Today I saw two posts about food.
First, the Observer article by Jay Rayner on what the existence of a thing like the cheeseburger stuffed crust pizza says about our food industry:
Most of the diners here today are going for the £6.99 all-you-can-eat buffet deal. Not me. I am ordering a large double pepperoni pizza with cheeseburger crust. I am consigning myself to my very own grease-stained, cheese-slicked gastronomic hell. I am doing this to shine a light on the way a deformed model of nutrition has come, in the past year, to play a key part in the debate around global food security.
Quickly it arrives. It’s certainly not misnamed. The middle is standard Pizza Hut: a soft doughy base as sodden and limp as a baby’s nappy after it’s been worn for 10 hours. There is a scab of waxy cheese and flaps of pink salami the colour, worryingly, of a three-year-old girl’s party dress. What matters is the crust. Each of the 10 slices has a loop of crisped dough and in the circular fold made by that loop there is a tiny puck of burger, four or so centimetres across and smeared with more cheese. It looks like a fairground carousel realised in food.
In a way, a pizza like this is Pizza Hut being a troll.

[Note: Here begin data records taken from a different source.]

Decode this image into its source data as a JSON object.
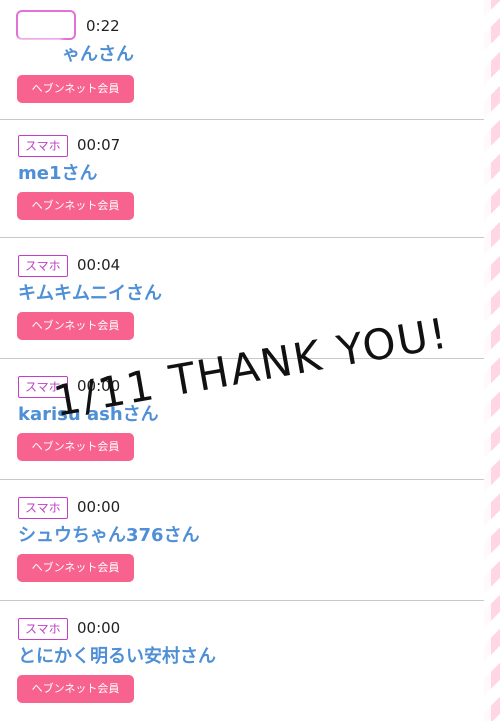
{
  "overlay": {
    "text": "1/11 THANK YOU!"
  },
  "rows": [
    {
      "badge": "",
      "time": "0:22",
      "name": "ゃんさん",
      "member": "ヘブンネット会員"
    },
    {
      "badge": "スマホ",
      "time": "00:07",
      "name": "me1さん",
      "member": "ヘブンネット会員"
    },
    {
      "badge": "スマホ",
      "time": "00:04",
      "name": "キムキムニイさん",
      "member": "ヘブンネット会員"
    },
    {
      "badge": "スマホ",
      "time": "00:00",
      "name": "karisu ashさん",
      "member": "ヘブンネット会員"
    },
    {
      "badge": "スマホ",
      "time": "00:00",
      "name": "シュウちゃん376さん",
      "member": "ヘブンネット会員"
    },
    {
      "badge": "スマホ",
      "time": "00:00",
      "name": "とにかく明るい安村さん",
      "member": "ヘブンネット会員"
    }
  ],
  "colors": {
    "badge": "#c03fc6",
    "name": "#4f8fd6",
    "member_button": "#f8628e"
  }
}
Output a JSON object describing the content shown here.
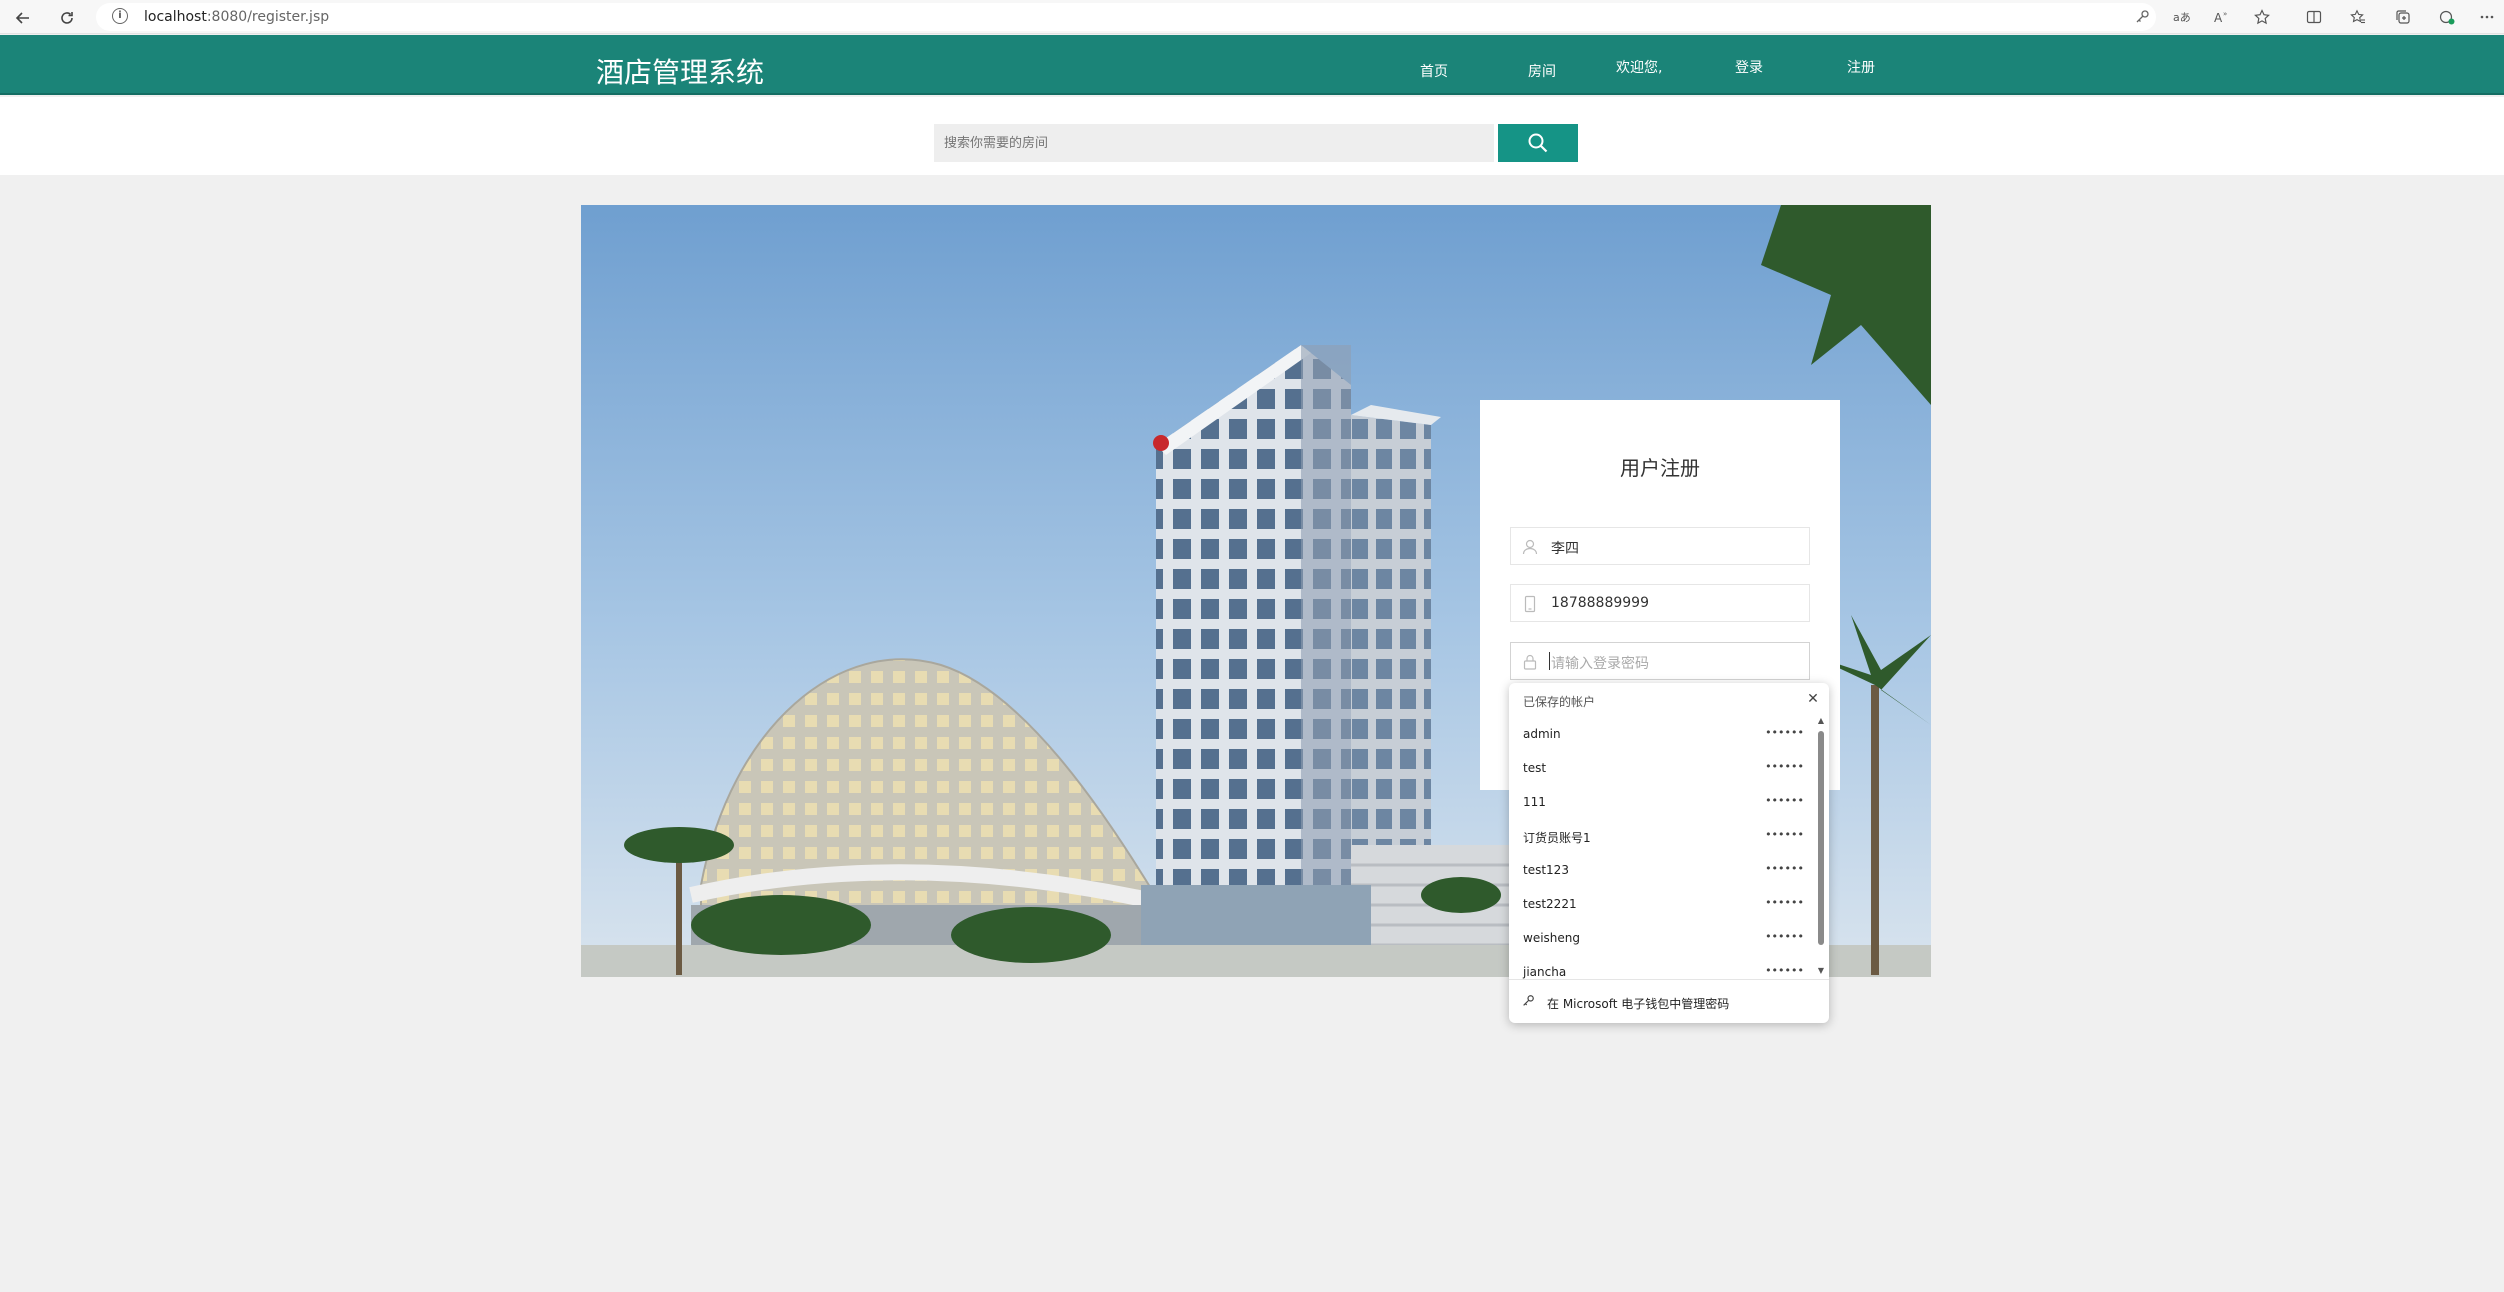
{
  "browser": {
    "url_host": "localhost",
    "url_rest": ":8080/register.jsp",
    "icons": {
      "back": "back-arrow-icon",
      "reload": "reload-icon",
      "info": "info-icon",
      "key": "key-icon",
      "translate": "translate-icon",
      "read_aloud": "read-aloud-icon",
      "favorite": "star-icon",
      "split": "split-screen-icon",
      "favorites": "favorites-icon",
      "collections": "collections-icon",
      "extensions": "extensions-icon",
      "more": "more-icon"
    }
  },
  "header": {
    "brand": "酒店管理系统",
    "nav": [
      "首页",
      "房间",
      "欢迎您,",
      "登录",
      "注册"
    ],
    "color": "#1b8478"
  },
  "search": {
    "placeholder": "搜索你需要的房间",
    "button_icon": "search-icon",
    "button_color": "#159486"
  },
  "register": {
    "title": "用户注册",
    "username": "李四",
    "phone": "18788889999",
    "password_placeholder": "请输入登录密码"
  },
  "saved_accounts": {
    "title": "已保存的帐户",
    "accounts": [
      {
        "name": "admin",
        "password": "••••••"
      },
      {
        "name": "test",
        "password": "••••••"
      },
      {
        "name": "111",
        "password": "••••••"
      },
      {
        "name": "订货员账号1",
        "password": "••••••"
      },
      {
        "name": "test123",
        "password": "••••••"
      },
      {
        "name": "test2221",
        "password": "••••••"
      },
      {
        "name": "weisheng",
        "password": "••••••"
      },
      {
        "name": "jiancha",
        "password": "••••••"
      }
    ],
    "footer": "在 Microsoft 电子钱包中管理密码"
  }
}
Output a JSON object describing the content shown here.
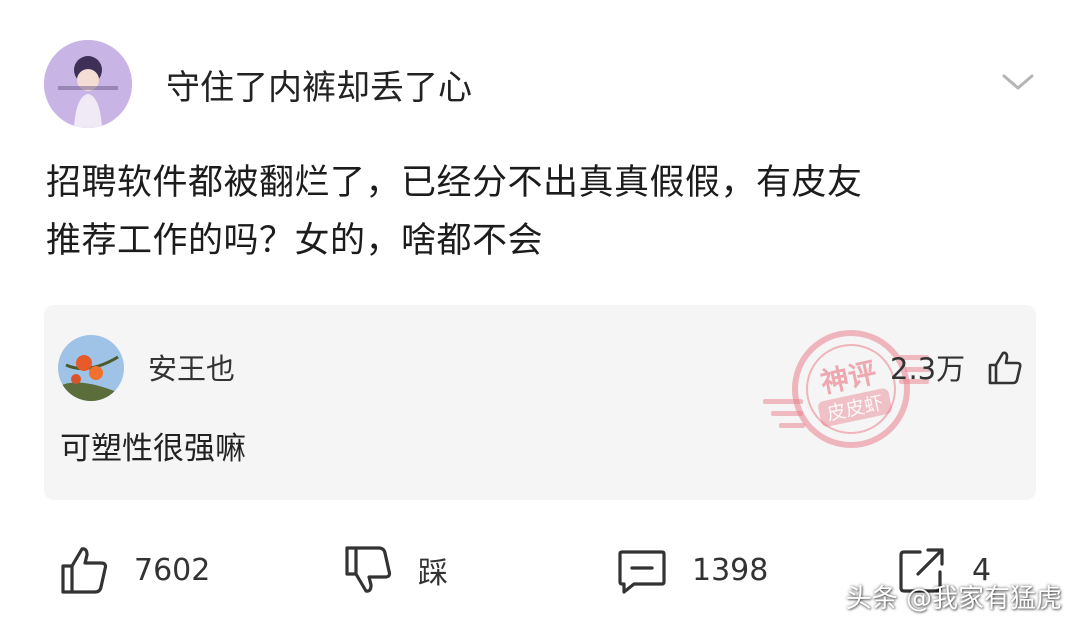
{
  "post": {
    "username": "守住了内裤却丢了心",
    "content_line1": "招聘软件都被翻烂了，已经分不出真真假假，有皮友",
    "content_line2": "推荐工作的吗？女的，啥都不会"
  },
  "top_reply": {
    "username": "安王也",
    "likes": "2.3万",
    "content": "可塑性很强嘛",
    "stamp_top_text": "神评",
    "stamp_bottom_text": "皮皮虾"
  },
  "actions": {
    "likes": "7602",
    "dislike_label": "踩",
    "comments": "1398",
    "shares": "4"
  },
  "watermark": "头条 @我家有猛虎",
  "colors": {
    "stamp": "#e9808c",
    "card_background": "#f5f5f5",
    "avatar_background": "#c8b5e6"
  }
}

It exists not because anyone thought a mini-burger at the crusty end of a pizza slice was a yummy idea, but so that food reviewers will write about it. As Linda Moyo noted in Manchester Confidential last October, Pizza Hut is a great place to take kids for a reasonably cheap, reasonably filling, and only moderately unhealthy meal out. (And when I was a broke – and vegetarian – teenager, Pizza Hut was just about the only sit-down restaurant that sold cheap hot meals I could actually eat.) But it’s not that thrilling for two adults:
The all-you-can-eat buffet can be handy I guess, but overall there’s never a time when Pizza Hut is top of the list. A bottomless trip to the Ice Cream Factory doesn’t entice me not being seven and all, and on the whole I find their pizzas utterly average.
To be honest, Pizza Hut would have to do something wacky like squeezing mini burgers into the crust of their pizza and calling it ‘all the fun without the bun’ to get my attention.
Oh, hang on a minute…